* [Exercise objective]: The response must consist of every line of the listing, reproduced verbatim.

* [Extracted records]:
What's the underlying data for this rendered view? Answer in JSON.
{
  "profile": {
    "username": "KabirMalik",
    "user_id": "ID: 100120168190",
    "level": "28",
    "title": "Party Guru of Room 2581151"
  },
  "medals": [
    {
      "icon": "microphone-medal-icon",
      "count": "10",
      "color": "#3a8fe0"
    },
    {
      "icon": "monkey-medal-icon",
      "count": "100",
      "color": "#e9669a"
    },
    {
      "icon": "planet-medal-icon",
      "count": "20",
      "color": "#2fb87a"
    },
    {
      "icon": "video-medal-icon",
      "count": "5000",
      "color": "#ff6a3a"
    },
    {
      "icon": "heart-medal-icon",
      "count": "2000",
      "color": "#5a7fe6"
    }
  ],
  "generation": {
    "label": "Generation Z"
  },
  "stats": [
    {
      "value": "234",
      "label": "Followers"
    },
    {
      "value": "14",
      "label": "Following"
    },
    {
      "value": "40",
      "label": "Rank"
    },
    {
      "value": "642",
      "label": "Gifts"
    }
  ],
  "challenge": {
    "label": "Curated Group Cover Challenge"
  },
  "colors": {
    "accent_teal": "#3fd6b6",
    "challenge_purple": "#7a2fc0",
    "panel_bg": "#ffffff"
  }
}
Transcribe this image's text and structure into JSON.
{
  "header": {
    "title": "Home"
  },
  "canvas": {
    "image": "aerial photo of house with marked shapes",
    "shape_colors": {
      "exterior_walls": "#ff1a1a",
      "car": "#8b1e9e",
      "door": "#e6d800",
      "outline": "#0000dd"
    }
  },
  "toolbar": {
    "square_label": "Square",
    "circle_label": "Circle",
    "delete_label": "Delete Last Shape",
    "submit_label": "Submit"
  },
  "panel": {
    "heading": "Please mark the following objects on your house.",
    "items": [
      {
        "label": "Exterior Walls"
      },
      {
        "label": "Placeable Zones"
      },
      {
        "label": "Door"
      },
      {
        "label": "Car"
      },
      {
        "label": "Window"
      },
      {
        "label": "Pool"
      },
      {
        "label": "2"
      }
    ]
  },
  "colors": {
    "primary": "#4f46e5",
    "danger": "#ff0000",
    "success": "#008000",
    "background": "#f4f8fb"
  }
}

* [Task answer]:
What's the underlying data for this rendered view? Answer in JSON.
{
  "profile": {
    "username": "KabirMalik",
    "user_id": "ID: 100120168190",
    "level": "28",
    "title": "Party Guru of Room 2581151"
  },
  "medals": [
    {
      "icon": "microphone-medal-icon",
      "count": "10",
      "color": "#3a8fe0"
    },
    {
      "icon": "monkey-medal-icon",
      "count": "100",
      "color": "#e9669a"
    },
    {
      "icon": "planet-medal-icon",
      "count": "20",
      "color": "#2fb87a"
    },
    {
      "icon": "video-medal-icon",
      "count": "5000",
      "color": "#ff6a3a"
    },
    {
      "icon": "heart-medal-icon",
      "count": "2000",
      "color": "#5a7fe6"
    }
  ],
  "generation": {
    "label": "Generation Z"
  },
  "stats": [
    {
      "value": "234",
      "label": "Followers"
    },
    {
      "value": "14",
      "label": "Following"
    },
    {
      "value": "40",
      "label": "Rank"
    },
    {
      "value": "642",
      "label": "Gifts"
    }
  ],
  "challenge": {
    "label": "Curated Group Cover Challenge"
  },
  "colors": {
    "accent_teal": "#3fd6b6",
    "challenge_purple": "#7a2fc0",
    "panel_bg": "#ffffff"
  }
}
Transcribe this image's text and structure into JSON.
{
  "header": {
    "title": "Home"
  },
  "canvas": {
    "image": "aerial photo of house with marked shapes",
    "shape_colors": {
      "exterior_walls": "#ff1a1a",
      "car": "#8b1e9e",
      "door": "#e6d800",
      "outline": "#0000dd"
    }
  },
  "toolbar": {
    "square_label": "Square",
    "circle_label": "Circle",
    "delete_label": "Delete Last Shape",
    "submit_label": "Submit"
  },
  "panel": {
    "heading": "Please mark the following objects on your house.",
    "items": [
      {
        "label": "Exterior Walls"
      },
      {
        "label": "Placeable Zones"
      },
      {
        "label": "Door"
      },
      {
        "label": "Car"
      },
      {
        "label": "Window"
      },
      {
        "label": "Pool"
      },
      {
        "label": "2"
      }
    ]
  },
  "colors": {
    "primary": "#4f46e5",
    "danger": "#ff0000",
    "success": "#008000",
    "background": "#f4f8fb"
  }
}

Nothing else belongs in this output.